The "Paint Main Street Purple" drive is being spearheaded locally by the Roxbury Women's Club as part of its role as a committee member of the Alzheimer's Association of Greater New Jersey (AAGNJ), said club member Phyllis Chanda.
"The Roxbury Mayor and Council granted permission for us to 'paint Main Street purple," Chanda said. "Basically, we're asking people to decorate their houses and businesses with purple to show support."
The decorations can include installing purple ribbons around trees and lamp posts or "anything you can," Chanda said. The effort will include a special event June 18 where people will make their own ice cream sundaes at 109 Main Street, the headquarters of Home Instead Senior Care and Edward Jones Financial Advisor Bill Clinton.
Roxbury will also be the site of the Northwest N.J. Walk to End Alzheimers. That event will take place Sept. 22 at Horseshoe Lake Park in Succasunna. One of the goals of the Paint Main Street Purple idea, and the ice cream sundae event, is to get people to sign-up for the September walk, Chanda said.
No Cure Yet; Plenty of Hope
Cheryl Ricci-Francione, executive director of AAGNJ, said more than 200,000 of the nearly 6 million Americans living with Alzheimer’s or related dementias live in New Jersey. She also said Alzheimer's is the sixth-leading cause of death in the United States, but is the only disease, in the top-10 most fatal, that cannot be cured, prevented or slowed.
“We have to research until we find a cure and we have to provide care and support for the families who struggle with this disease - and struggle with hope - because they need that hope to know that future generations in their families won’t go through the same struggle,” said Ricci-Francione.
She added that, although Alzheimer’s is the most prevalent type of dementia, there are many other types of dementias and brain diseases. She stressed that Alzheimer’s is an 'insidious disease' because it gradually takes away the person you knew.”
“They may physically still be there, but mentally they slip away from you,” Ricci-Francione said. “It’s even more heartbreaking for the [family and friends] who still have strong cognition because they’re watching this and witnessing this. It’s important that we learn how to interact with those who are struggling with Alzheimer’s and dementia so that our children and our neighbors are not fearful of them and know what to do if someone wanders ... “You are all part of this mission. By wearing purple this month, you are helping raise awareness about the importance of a dementia-friendly community. We don’t want to be fearful of this; we want these people to have the best quality of life that we can give them.”

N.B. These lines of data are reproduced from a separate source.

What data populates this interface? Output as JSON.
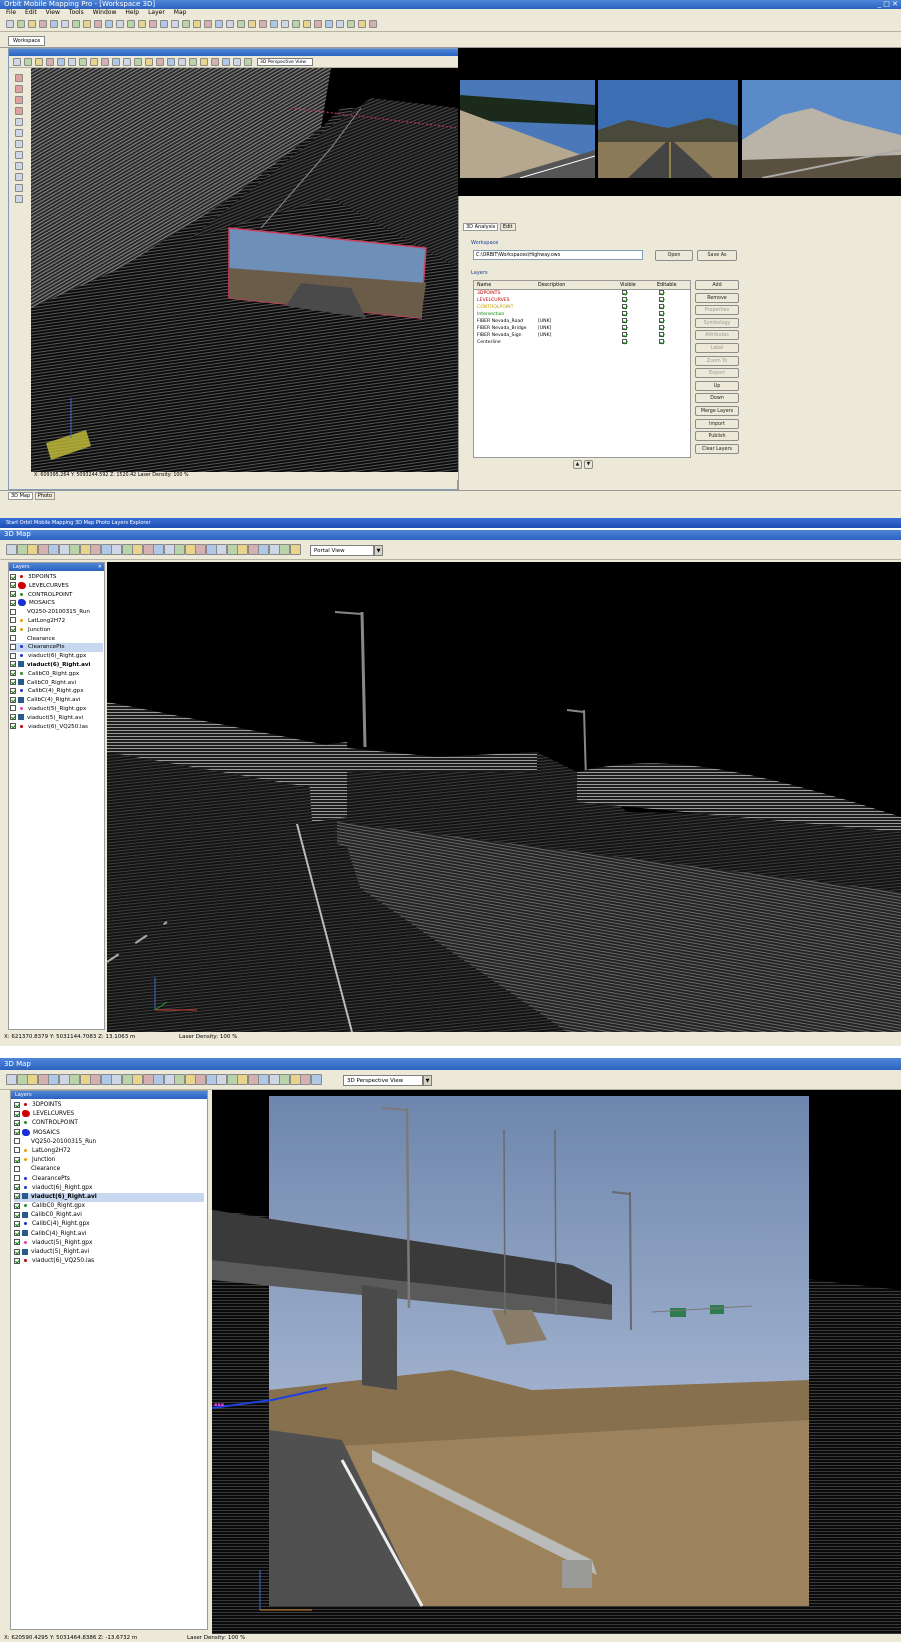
{
  "app1": {
    "title": "Orbit Mobile Mapping Pro - [Workspace 3D]",
    "menu": [
      "File",
      "Edit",
      "View",
      "Tools",
      "Window",
      "Help",
      "Layer",
      "Map"
    ],
    "tab_label": "Workspace",
    "map_view_select": "3D Perspective View",
    "statusbar": "X: 609395.264  Y: 5093244.592  Z: 1520.42  Laser Density: 100 %",
    "bottom_tabs": [
      "3D Map",
      "Photo"
    ],
    "analysis_tabs": [
      "3D Analysis",
      "Edit"
    ],
    "workspace_label": "Workspace",
    "workspace_value": "C:\\ORBIT\\Workspaces\\Highway.ows",
    "open_button": "Open",
    "save_as_button": "Save As",
    "layers_label": "Layers",
    "layer_table_headers": [
      "Name",
      "Description",
      "Visible",
      "Editable"
    ],
    "layer_table_rows": [
      {
        "name": "3DPOINTS",
        "desc": "",
        "color": "#c00000"
      },
      {
        "name": "LEVELCURVES",
        "desc": "",
        "color": "#c00000"
      },
      {
        "name": "CONTROLPOINT",
        "desc": "",
        "color": "#c8a000"
      },
      {
        "name": "Intersection",
        "desc": "",
        "color": "#008000"
      },
      {
        "name": "FIBER Nevada_Road",
        "desc": "[UNK]",
        "color": "#000"
      },
      {
        "name": "FIBER Nevada_Bridge",
        "desc": "[UNK]",
        "color": "#000"
      },
      {
        "name": "FIBER Nevada_Sign",
        "desc": "[UNK]",
        "color": "#000"
      },
      {
        "name": "Centerline",
        "desc": "",
        "color": "#000"
      }
    ],
    "side_buttons": [
      "Add",
      "Remove",
      "Properties",
      "Symbology",
      "Attributes",
      "Label",
      "Zoom To",
      "Export",
      "Up",
      "Down",
      "Merge Layers",
      "Import",
      "Publish",
      "Clear Layers"
    ],
    "taskbar": "Start   Orbit Mobile Mapping   3D Map   Photo   Layers   Explorer"
  },
  "app2": {
    "title": "3D Map",
    "view_select": "Portal View",
    "panel_title": "Layers",
    "layers": [
      {
        "label": "3DPOINTS",
        "checked": true,
        "icon": "point-symbol-icon",
        "color": "#c00000",
        "bold": false
      },
      {
        "label": "LEVELCURVES",
        "checked": true,
        "icon": "blob-symbol-icon",
        "color": "#d00000",
        "bold": false
      },
      {
        "label": "CONTROLPOINT",
        "checked": true,
        "icon": "point-symbol-icon",
        "color": "#2a8a2a",
        "bold": false
      },
      {
        "label": "MOSAICS",
        "checked": true,
        "icon": "blob-symbol-icon",
        "color": "#1a2ed6",
        "bold": false
      },
      {
        "label": "VQ250-20100315_Run",
        "checked": false,
        "icon": "none",
        "color": "#ffffff",
        "bold": false
      },
      {
        "label": "LatLong2H72",
        "checked": false,
        "icon": "point-symbol-icon",
        "color": "#e8a000",
        "bold": false
      },
      {
        "label": "Junction",
        "checked": true,
        "icon": "point-symbol-icon",
        "color": "#e8a000",
        "bold": false
      },
      {
        "label": "Clearance",
        "checked": false,
        "icon": "none",
        "color": "#ffffff",
        "bold": false
      },
      {
        "label": "ClearancePts",
        "checked": false,
        "icon": "point-symbol-icon",
        "color": "#1a2ed6",
        "bold": false,
        "selected": true
      },
      {
        "label": "viaduct(6)_Right.gpx",
        "checked": false,
        "icon": "point-symbol-icon",
        "color": "#1a2ed6",
        "bold": false
      },
      {
        "label": "viaduct(6)_Right.avi",
        "checked": true,
        "icon": "square-symbol-icon",
        "color": "#2a5a8a",
        "bold": true
      },
      {
        "label": "CalibC0_Right.gpx",
        "checked": true,
        "icon": "point-symbol-icon",
        "color": "#2a8a2a",
        "bold": false
      },
      {
        "label": "CalibC0_Right.avi",
        "checked": true,
        "icon": "square-symbol-icon",
        "color": "#2a5a8a",
        "bold": false
      },
      {
        "label": "CalibC(4)_Right.gpx",
        "checked": true,
        "icon": "point-symbol-icon",
        "color": "#1a2ed6",
        "bold": false
      },
      {
        "label": "CalibC(4)_Right.avi",
        "checked": true,
        "icon": "square-symbol-icon",
        "color": "#2a5a8a",
        "bold": false
      },
      {
        "label": "viaduct(5)_Right.gpx",
        "checked": false,
        "icon": "point-symbol-icon",
        "color": "#e040c0",
        "bold": false
      },
      {
        "label": "viaduct(5)_Right.avi",
        "checked": true,
        "icon": "square-symbol-icon",
        "color": "#2a5a8a",
        "bold": false
      },
      {
        "label": "viaduct(6)_VQ250.las",
        "checked": true,
        "icon": "point-symbol-icon",
        "color": "#c00000",
        "bold": false
      }
    ],
    "statusbar_coords": "X: 621370.8379   Y: 5031144.7083   Z: 13.1063 m",
    "statusbar_density": "Laser Density: 100 %"
  },
  "app3": {
    "title": "3D Map",
    "view_select": "3D Perspective View",
    "panel_title": "Layers",
    "layers": [
      {
        "label": "3DPOINTS",
        "checked": true,
        "icon": "point-symbol-icon",
        "color": "#c00000",
        "bold": false
      },
      {
        "label": "LEVELCURVES",
        "checked": true,
        "icon": "blob-symbol-icon",
        "color": "#d00000",
        "bold": false
      },
      {
        "label": "CONTROLPOINT",
        "checked": true,
        "icon": "point-symbol-icon",
        "color": "#2a8a2a",
        "bold": false
      },
      {
        "label": "MOSAICS",
        "checked": true,
        "icon": "blob-symbol-icon",
        "color": "#1a2ed6",
        "bold": false
      },
      {
        "label": "VQ250-20100315_Run",
        "checked": false,
        "icon": "none",
        "color": "#ffffff",
        "bold": false
      },
      {
        "label": "LatLong2H72",
        "checked": false,
        "icon": "point-symbol-icon",
        "color": "#e8a000",
        "bold": false
      },
      {
        "label": "Junction",
        "checked": true,
        "icon": "point-symbol-icon",
        "color": "#e8a000",
        "bold": false
      },
      {
        "label": "Clearance",
        "checked": false,
        "icon": "none",
        "color": "#ffffff",
        "bold": false
      },
      {
        "label": "ClearancePts",
        "checked": false,
        "icon": "point-symbol-icon",
        "color": "#1a2ed6",
        "bold": false
      },
      {
        "label": "viaduct(6)_Right.gpx",
        "checked": true,
        "icon": "point-symbol-icon",
        "color": "#1a2ed6",
        "bold": false
      },
      {
        "label": "viaduct(6)_Right.avi",
        "checked": true,
        "icon": "square-symbol-icon",
        "color": "#2a5a8a",
        "bold": true,
        "selected": true
      },
      {
        "label": "CalibC0_Right.gpx",
        "checked": true,
        "icon": "point-symbol-icon",
        "color": "#2a8a2a",
        "bold": false
      },
      {
        "label": "CalibC0_Right.avi",
        "checked": true,
        "icon": "square-symbol-icon",
        "color": "#2a5a8a",
        "bold": false
      },
      {
        "label": "CalibC(4)_Right.gpx",
        "checked": true,
        "icon": "point-symbol-icon",
        "color": "#1a2ed6",
        "bold": false
      },
      {
        "label": "CalibC(4)_Right.avi",
        "checked": true,
        "icon": "square-symbol-icon",
        "color": "#2a5a8a",
        "bold": false
      },
      {
        "label": "viaduct(5)_Right.gpx",
        "checked": true,
        "icon": "point-symbol-icon",
        "color": "#e040c0",
        "bold": false
      },
      {
        "label": "viaduct(5)_Right.avi",
        "checked": true,
        "icon": "square-symbol-icon",
        "color": "#2a5a8a",
        "bold": false
      },
      {
        "label": "viaduct(6)_VQ250.las",
        "checked": true,
        "icon": "point-symbol-icon",
        "color": "#c00000",
        "bold": false
      }
    ],
    "statusbar_coords": "X: 620590.4295   Y: 5031464.8386   Z: -13.6732 m",
    "statusbar_density": "Laser Density: 100 %"
  }
}
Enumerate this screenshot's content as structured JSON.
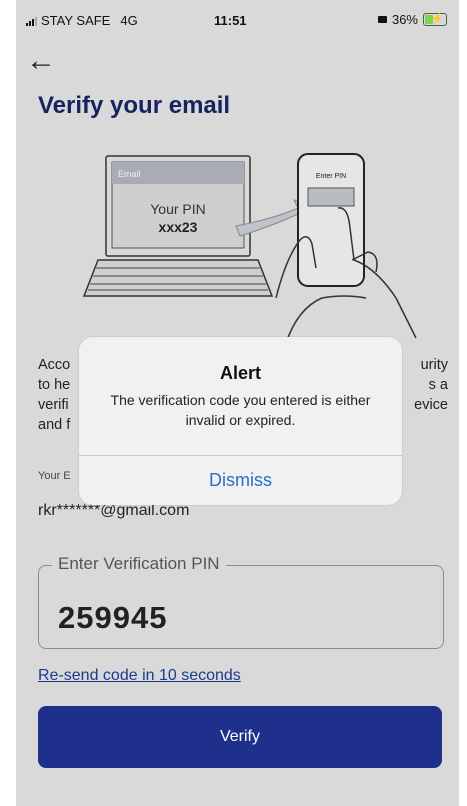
{
  "status_bar": {
    "carrier": "STAY SAFE",
    "network": "4G",
    "time": "11:51",
    "battery": "36%",
    "battery_level": 0.36
  },
  "header": {
    "back_icon": "arrow-left-icon",
    "title": "Verify your email"
  },
  "illustration": {
    "screen_label": "Email",
    "pin_caption": "Your PIN",
    "pin_code": "xxx23",
    "phone_label": "Enter PIN"
  },
  "body": {
    "lines": [
      "Acco",
      "to he",
      "verifi",
      "and f"
    ],
    "right_lines": [
      "urity",
      "s a",
      "evice"
    ]
  },
  "email": {
    "label": "Your E",
    "value": "rkr*******@gmail.com"
  },
  "pin_field": {
    "label": "Enter Verification PIN",
    "value": "259945"
  },
  "resend": {
    "text": "Re-send code in 10 seconds"
  },
  "verify_button": {
    "label": "Verify"
  },
  "alert": {
    "title": "Alert",
    "message": "The verification code you entered is either invalid or expired.",
    "button": "Dismiss"
  },
  "colors": {
    "primary": "#1f2f8c",
    "title": "#17235e",
    "link": "#2a6fc9",
    "battery": "#7ad64a"
  }
}
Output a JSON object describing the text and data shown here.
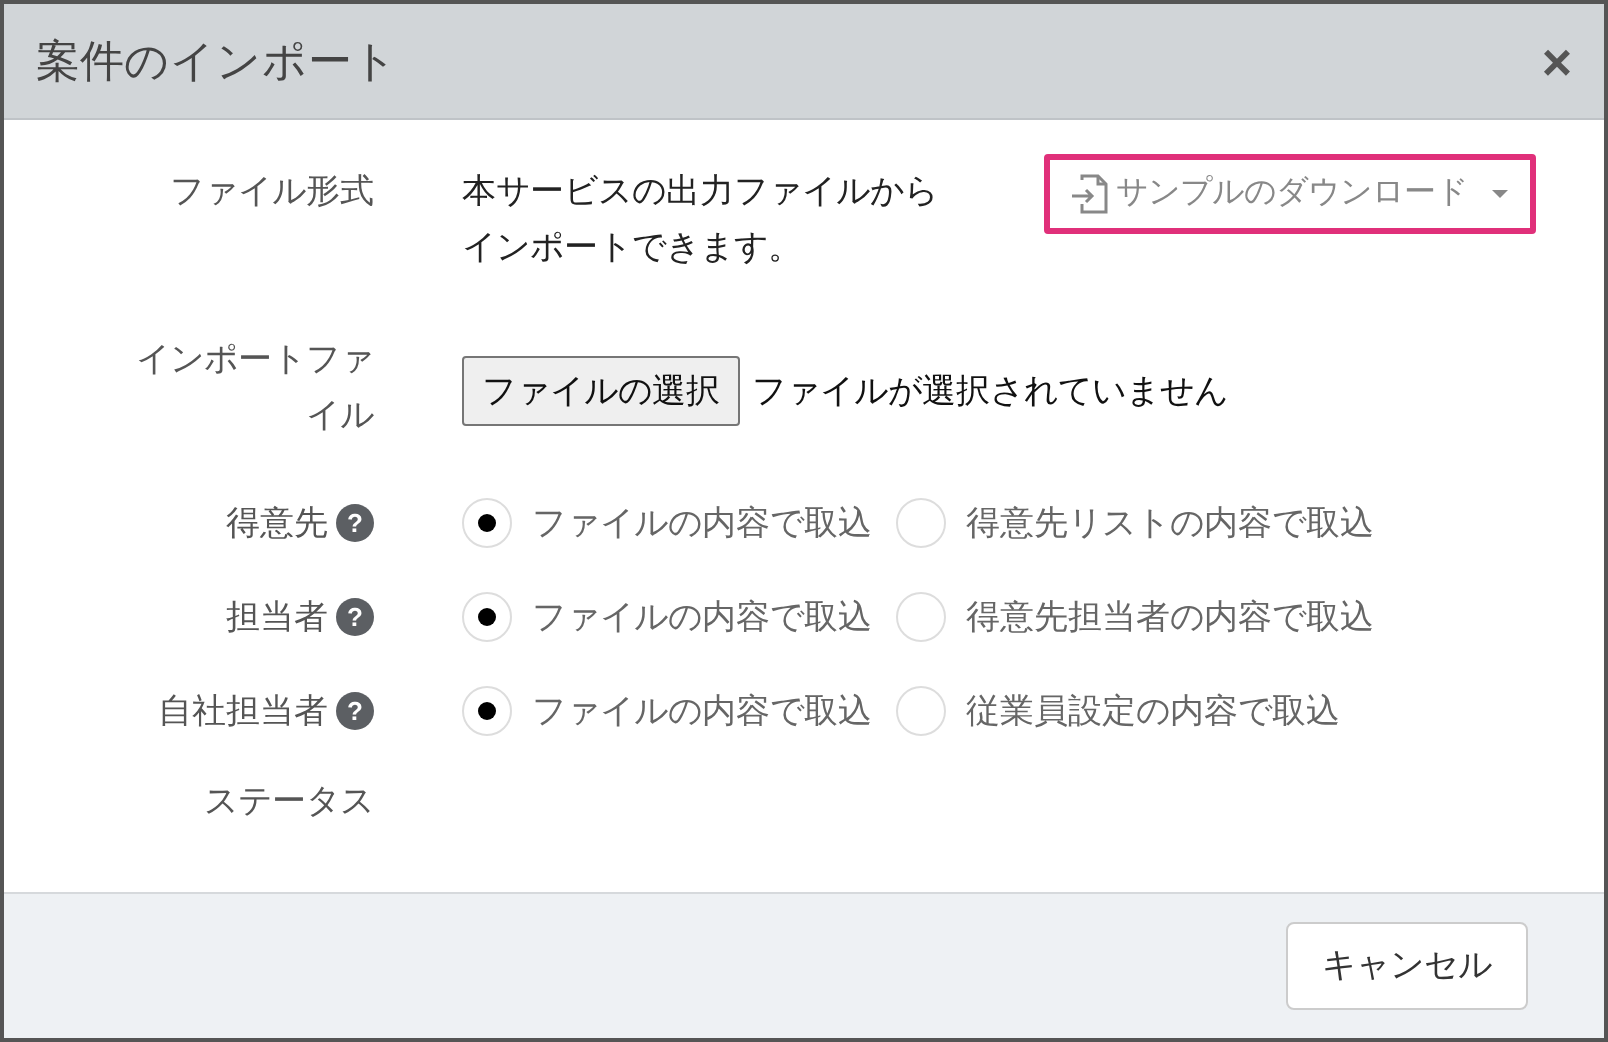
{
  "dialog": {
    "title": "案件のインポート",
    "close": "×"
  },
  "fields": [
    {
      "kind": "info",
      "label": "ファイル形式",
      "text": "本サービスの出力ファイルからインポートできます。",
      "menu_button": "サンプルのダウンロード"
    },
    {
      "kind": "file",
      "label": "インポートファイル",
      "button": "ファイルの選択",
      "status": "ファイルが選択されていません"
    },
    {
      "kind": "radio",
      "label": "得意先",
      "help": "?",
      "options": [
        {
          "label": "ファイルの内容で取込",
          "selected": true
        },
        {
          "label": "得意先リストの内容で取込",
          "selected": false
        }
      ]
    },
    {
      "kind": "radio",
      "label": "担当者",
      "help": "?",
      "options": [
        {
          "label": "ファイルの内容で取込",
          "selected": true
        },
        {
          "label": "得意先担当者の内容で取込",
          "selected": false
        }
      ]
    },
    {
      "kind": "radio",
      "label": "自社担当者",
      "help": "?",
      "options": [
        {
          "label": "ファイルの内容で取込",
          "selected": true
        },
        {
          "label": "従業員設定の内容で取込",
          "selected": false
        }
      ]
    },
    {
      "kind": "empty",
      "label": "ステータス"
    }
  ],
  "footer": {
    "cancel": "キャンセル"
  }
}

There are more than 500,000 people taking care of Alzheimer’s and dementia patients, she said. Most of these people can no longer work because the care is their full-time job.
“The economy of the household starts to break down, but what’s worse is that the economy of the country is starting to break ... because it’s costing trillions of dollars to address this disease,” Ricci-Francione said. “The work we do now will hopefully ensure a brighter future not only for people struggling with the disease but also for the economy of our country.”
To learn more, visit www.alz.org.